Who says you learn nothing from TV? Almost everybody thinks this way, although I understand that most TV shows and movies are indeed a work of fiction, you can still learn from it.
Watching the Japanese drama the Yamato Nadeshiko Shichi Henge, adapted from the manga The Wallflower, I came across an interesting truth, one that only one person has said to me and it was in the form of an apology. This person, with one sentence made years of ignorance, hatred, and mixed feelings for one another go away. It was the only time someone has ever apologized to me without using the word forgiveness, and not many people have apologized to me to begin with. This person was my sister. But, let’s go back to the drama first, and explain a little bit about it.
The drama Yamato Nadeshiko Shichi Henge, is about four extremely good-looking boys that are given the job to turn a gothic, shy, frightful girl, into a lady. There is Takano Kyohei, the mainly one; Oda Takenaga, the smart one; Toyama Yukinojo, the one everyone wants to smuggle with; and Morii Ranmaru, the lady’s man. Nakahara Sunako –the girl in question- can’t be around beautiful people, especially Kyohei whom she calls “bright” and hits in the head every time she is near him. This “bright” situation goes on the whole drama, and eventually Kyohei is able to block her attack with his hand. With each episode, the transformation of Sunako gets closer. However, this transformation is far from being a physical one. Our four heros help Sunako gain confidence in her self and accept who she is. My favorite part of the drama is in the last episode when Kyohei wants to kiss Sunako and to this he has to lure her closer to his face with a skull so that she doesn’t do the “bright” attack and ruin the whole thing. Good strategy Kyohei! I thought it was the cutest kiss ever.
I truly enjoyed this drama, and felt like a teenager all over again. Funny, light-hearted, and full of teachings, something teenagers should watch instead of wasting their time having sex and getting pregnant -there is plenty of time for that later. But never mind that, let’s get to what I learned from the drama and my sister:
Growing up I was taught to forgive and forget, I learned to forgive, but I hardly forget things. I remember the few times my sister –who lived in Havana- came to visit Santiago –where I was brought up- and refused to meet me. We grew up aware of each other existence, but never meeting in person until in 1995 when I was coming to live in U.S. and my dad asked her if she wanted to meet me, as it would probably be her last chance.
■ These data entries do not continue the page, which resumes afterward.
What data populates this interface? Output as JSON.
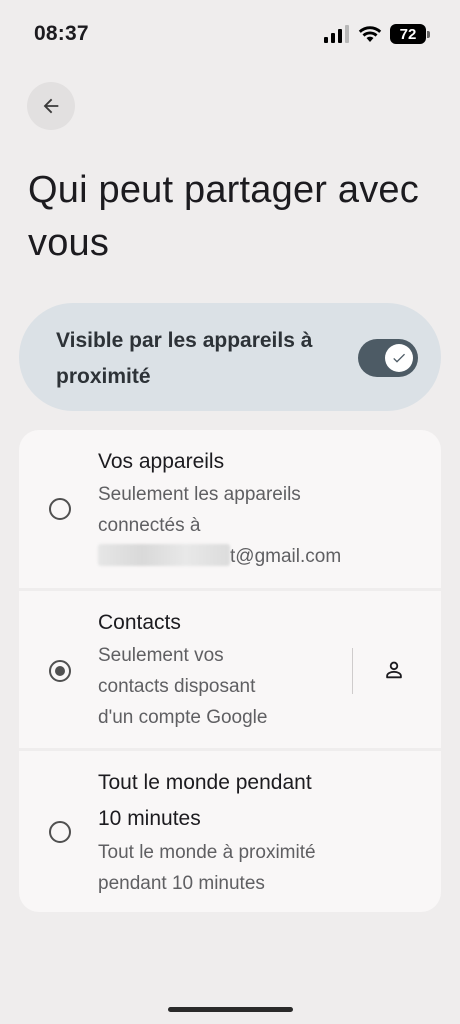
{
  "status": {
    "time": "08:37",
    "battery": "72",
    "icons": [
      "signal-icon",
      "wifi-icon",
      "battery-icon"
    ]
  },
  "header": {
    "back_icon": "arrow-back-icon",
    "title": "Qui peut partager avec vous"
  },
  "visibility": {
    "label": "Visible par les appareils à proximité",
    "enabled": true
  },
  "options": [
    {
      "title": "Vos appareils",
      "desc_line1": "Seulement les appareils",
      "desc_line2": "connectés à",
      "email_suffix": "t@gmail.com",
      "selected": false
    },
    {
      "title": "Contacts",
      "desc_line1": "Seulement vos",
      "desc_line2": "contacts disposant",
      "desc_line3": "d'un compte Google",
      "selected": true,
      "action_icon": "person-icon"
    },
    {
      "title_line1": "Tout le monde pendant",
      "title_line2": "10 minutes",
      "desc_line1": "Tout le monde à proximité",
      "desc_line2": "pendant 10 minutes",
      "selected": false
    }
  ],
  "colors": {
    "background": "#efeded",
    "card": "#f9f7f7",
    "visibility_card": "#dbe1e6",
    "toggle_on": "#4d5b65"
  }
}
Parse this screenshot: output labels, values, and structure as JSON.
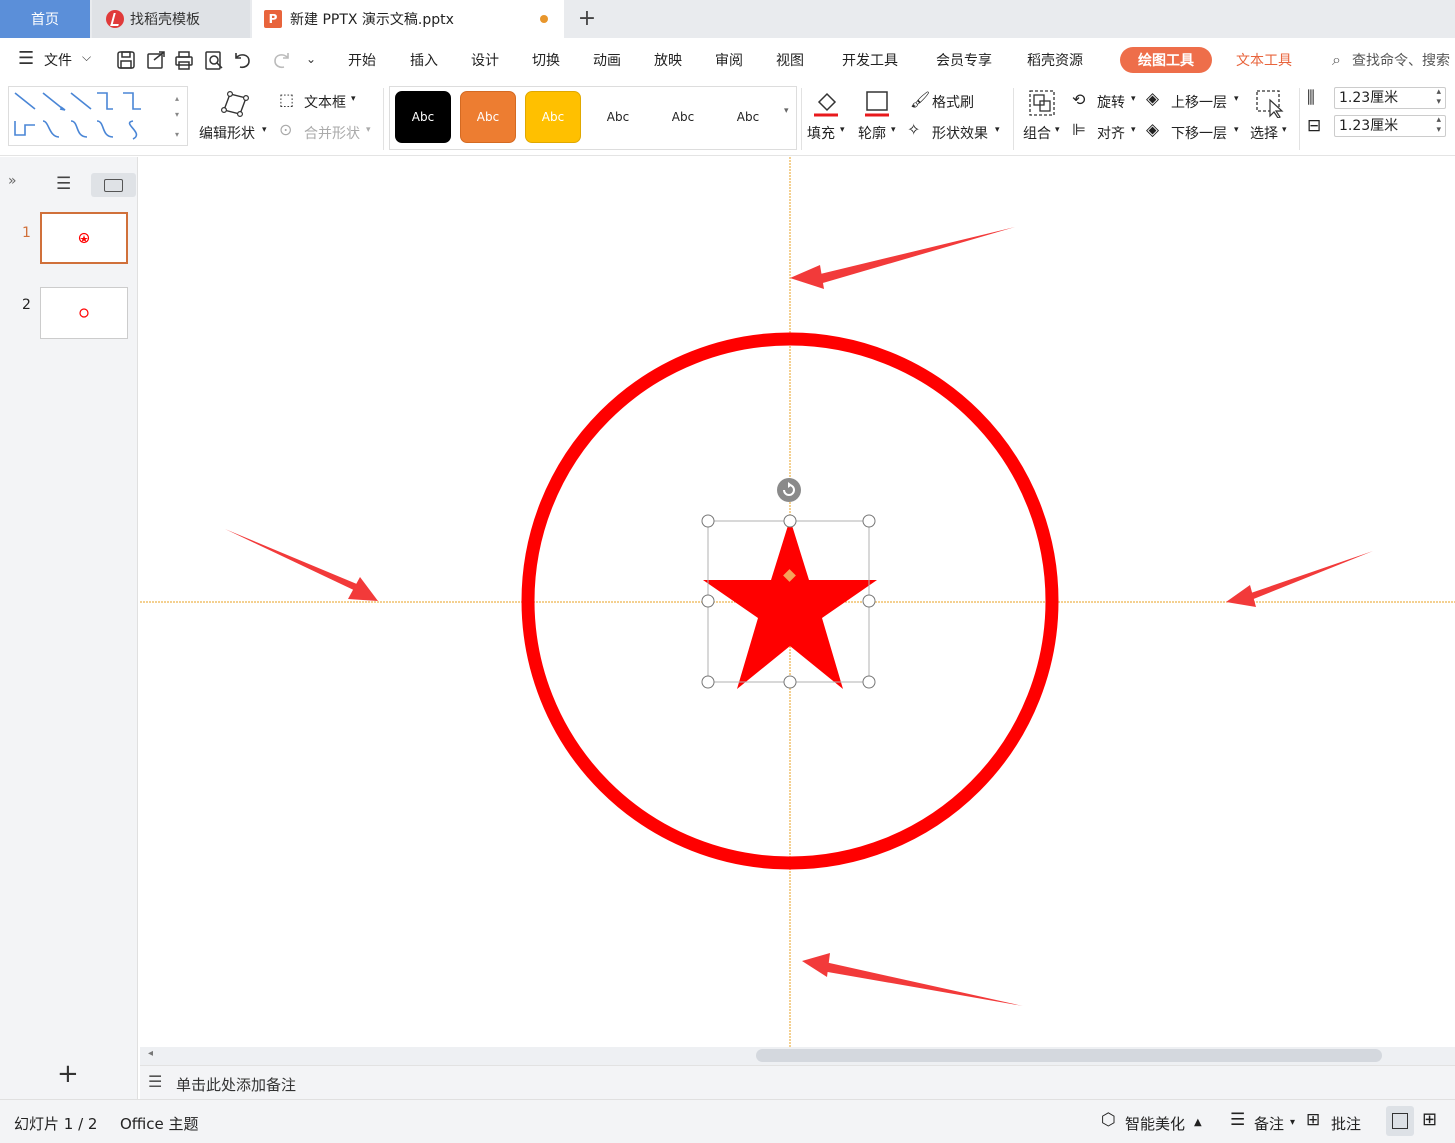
{
  "tabs": {
    "home": "首页",
    "template": "找稻壳模板",
    "document": "新建 PPTX 演示文稿.pptx",
    "add": "+"
  },
  "menu": {
    "file": "文件",
    "items": [
      "开始",
      "插入",
      "设计",
      "切换",
      "动画",
      "放映",
      "审阅",
      "视图",
      "开发工具",
      "会员专享",
      "稻壳资源"
    ],
    "active": "绘图工具",
    "text_tool": "文本工具",
    "search": "查找命令、搜索"
  },
  "ribbon": {
    "edit_shape": "编辑形状",
    "text_box": "文本框",
    "merge_shape": "合并形状",
    "styles": [
      {
        "label": "Abc",
        "bg": "#ffffff",
        "border": "#6fb04a",
        "color": "#222222"
      },
      {
        "label": "Abc",
        "bg": "#000000",
        "border": "#000000",
        "color": "#ffffff"
      },
      {
        "label": "Abc",
        "bg": "#5b9bd5",
        "border": "#4a86bf",
        "color": "#ffffff"
      },
      {
        "label": "Abc",
        "bg": "#ed7d31",
        "border": "#d46a22",
        "color": "#ffffff"
      },
      {
        "label": "Abc",
        "bg": "#a5a5a5",
        "border": "#8f8f8f",
        "color": "#ffffff"
      },
      {
        "label": "Abc",
        "bg": "#ffc000",
        "border": "#e0a800",
        "color": "#ffffff"
      }
    ],
    "fill": "填充",
    "outline": "轮廓",
    "format_brush": "格式刷",
    "shape_effect": "形状效果",
    "group": "组合",
    "rotate": "旋转",
    "align": "对齐",
    "bring_forward": "上移一层",
    "send_backward": "下移一层",
    "select": "选择",
    "height": "1.23厘米",
    "width": "1.23厘米"
  },
  "slides": {
    "numbers": [
      "1",
      "2"
    ],
    "active": 1
  },
  "notes_placeholder": "单击此处添加备注",
  "status": {
    "slide_info": "幻灯片 1 / 2",
    "theme": "Office 主题",
    "smart_beautify": "智能美化",
    "notes": "备注",
    "comments": "批注"
  },
  "colors": {
    "accent": "#ee6e4a",
    "shape_red": "#ff0000",
    "arrow_red": "#f23a3a",
    "guide": "#e8a020"
  }
}
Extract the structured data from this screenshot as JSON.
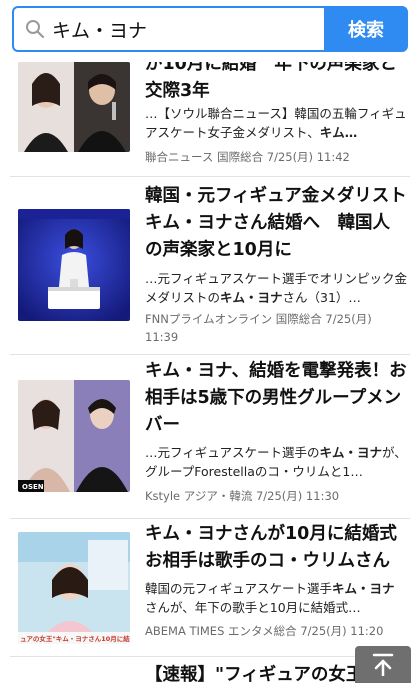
{
  "search": {
    "query": "キム・ヨナ",
    "button_label": "検索"
  },
  "articles": [
    {
      "title": "が10月に結婚　年下の声楽家と交際3年",
      "snippet_before": "…【ソウル聯合ニュース】韓国の五輪フィギュアスケート女子金メダリスト、",
      "snippet_bold": "キム…",
      "snippet_after": "",
      "source": "聯合ニュース",
      "category": "国際総合",
      "date": "7/25(月) 11:42"
    },
    {
      "title": "韓国・元フィギュア金メダリスト　キム・ヨナさん結婚へ　韓国人の声楽家と10月に",
      "snippet_before": "…元フィギュアスケート選手でオリンピック金メダリストの",
      "snippet_bold": "キム・ヨナ",
      "snippet_after": "さん（31）…",
      "source": "FNNプライムオンライン",
      "category": "国際総合",
      "date": "7/25(月) 11:39"
    },
    {
      "title": "キム・ヨナ、結婚を電撃発表！お相手は5歳下の男性グループメンバー",
      "snippet_before": "…元フィギュアスケート選手の",
      "snippet_bold": "キム・ヨナ",
      "snippet_after": "が、グループForestellaのコ・ウリムと1…",
      "source": "Kstyle",
      "category": "アジア・韓流",
      "date": "7/25(月) 11:30"
    },
    {
      "title": "キム・ヨナさんが10月に結婚式　お相手は歌手のコ・ウリムさん",
      "snippet_before": "韓国の元フィギュアスケート選手",
      "snippet_bold": "キム・ヨナ",
      "snippet_after": "さんが、年下の歌手と10月に結婚式…",
      "source": "ABEMA TIMES",
      "category": "エンタメ総合",
      "date": "7/25(月) 11:20"
    },
    {
      "title": "【速報】\"フィギュアの女王\"キ",
      "snippet_before": "",
      "snippet_bold": "",
      "snippet_after": "",
      "source": "",
      "category": "",
      "date": ""
    }
  ],
  "thumb_caption": "ュアの女王\"キム・ヨナさん10月に結婚",
  "thumb_watermark": "OSEN",
  "colors": {
    "accent": "#2f8af2",
    "meta_text": "#6b6b6b"
  },
  "icons": [
    "search-icon",
    "scroll-to-top-icon"
  ]
}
We met, and that was that.
Years later, in 2006, I went back to visit and spend time with my father. My sister was living with him at the time; so, it was inevitable that we would meet again and live together for two weeks. I was expecting her to act cold towards me; I was even expecting her to treat me badly, or say something ill about my mother; what I never expected was love and care, and an apology… well, something that sounded like one.
Talking about us in my father’s tiny bit of a room, she said this to me: When you are a child, you think whatever your parents tell you, must be what it is. You think they are always right. Unfortunately, or not, later on you learn how wrong they can be. With this, I understood what she was telling me, and we became friends without saying much on the matter after that. In the drama, Kyohei is having a bad relationship with his parents, and feels its his fault. The bar tender who is also a friend of the boys, says the same thing my sister told me, only with different words. Pretty much it boils down to this; parents are the truest heroes to a child. Therefore, the only word a child will ever acknowledge is that which the parent speaks.
This is one true statement, and I will forever remember it. I don’t feel sad that me and my sister didn’t get to know each other earlier. I don’t think me unprivileged of growing up without siblings anymore. On the contrary, it makes me wonder; if my sister would have never dislike me, then we would have met at an early age, and she would have never had to say this to me. Things do happen for a reason, call me crazy, but I believe so even more. I believe we need to struggle to be able to understand things better, and become better people. Whether we learned from our troubles or not, is a different story.
Now, I never expected to hear this again and even less from a drama. It’s funny how some people continue to say how TV and books are all fiction and shouldn’t be taken into consideration, but they don’t realize that in that fiction there is a lot of true.
Yamato Nadeshiko stands for personification of an ideal woman. In Yahoo answers I found that it is also referred to as a woman with desirable traditional attributes. Also, it is believed that the name Yamato Nedeshiko comes from the Japanese Nadeshiko flower. Shinchi Henge refers to transformation of a ghost like person or somebody who is into horror movies. This is a great find, to me at least, since I’m very much interested in Japanese language but don’t have the time to learn it properly.
My sister is my own yamato nadeshiko.